** Opening Material for this exercise block **
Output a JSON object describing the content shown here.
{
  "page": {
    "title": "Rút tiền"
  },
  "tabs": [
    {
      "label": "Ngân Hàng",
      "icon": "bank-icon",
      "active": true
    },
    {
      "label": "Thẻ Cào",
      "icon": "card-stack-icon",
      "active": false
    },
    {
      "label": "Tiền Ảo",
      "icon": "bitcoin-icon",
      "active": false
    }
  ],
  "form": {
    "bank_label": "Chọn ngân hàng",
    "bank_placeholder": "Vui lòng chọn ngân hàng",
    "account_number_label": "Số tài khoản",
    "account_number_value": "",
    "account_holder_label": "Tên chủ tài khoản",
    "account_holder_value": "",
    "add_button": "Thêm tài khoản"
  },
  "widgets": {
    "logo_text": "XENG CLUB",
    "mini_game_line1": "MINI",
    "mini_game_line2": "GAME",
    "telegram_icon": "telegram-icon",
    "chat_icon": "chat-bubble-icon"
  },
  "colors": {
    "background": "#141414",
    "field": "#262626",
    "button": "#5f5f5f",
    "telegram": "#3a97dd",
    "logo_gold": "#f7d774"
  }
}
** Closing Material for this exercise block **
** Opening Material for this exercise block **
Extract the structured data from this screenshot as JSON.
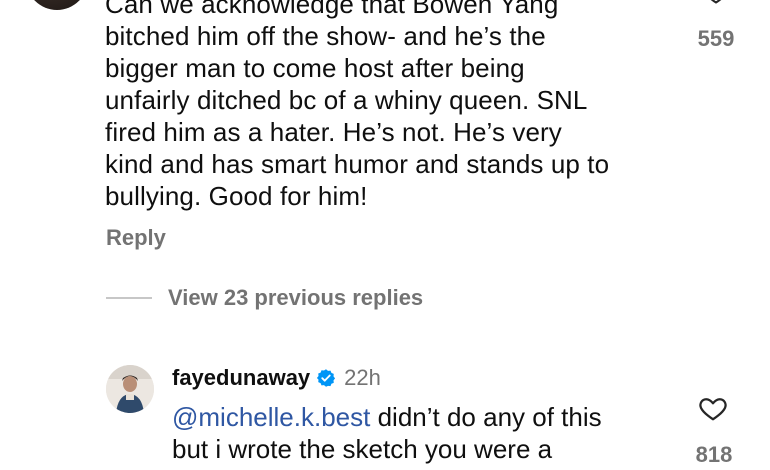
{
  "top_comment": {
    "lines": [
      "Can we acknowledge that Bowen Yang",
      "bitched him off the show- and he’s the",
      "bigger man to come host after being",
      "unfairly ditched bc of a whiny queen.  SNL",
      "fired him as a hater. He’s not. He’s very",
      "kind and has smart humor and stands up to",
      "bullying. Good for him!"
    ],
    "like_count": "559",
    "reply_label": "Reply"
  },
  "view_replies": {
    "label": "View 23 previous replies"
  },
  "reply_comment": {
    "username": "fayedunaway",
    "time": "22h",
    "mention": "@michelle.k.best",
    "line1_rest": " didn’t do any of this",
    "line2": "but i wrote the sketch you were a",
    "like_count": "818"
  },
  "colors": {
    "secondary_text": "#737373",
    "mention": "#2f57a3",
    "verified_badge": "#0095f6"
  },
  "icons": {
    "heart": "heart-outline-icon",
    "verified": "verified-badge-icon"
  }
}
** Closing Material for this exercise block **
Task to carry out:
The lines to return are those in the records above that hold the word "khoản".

Output:
    "account_number_label": "Số tài khoản",
    "account_holder_label": "Tên chủ tài khoản",
    "add_button": "Thêm tài khoản"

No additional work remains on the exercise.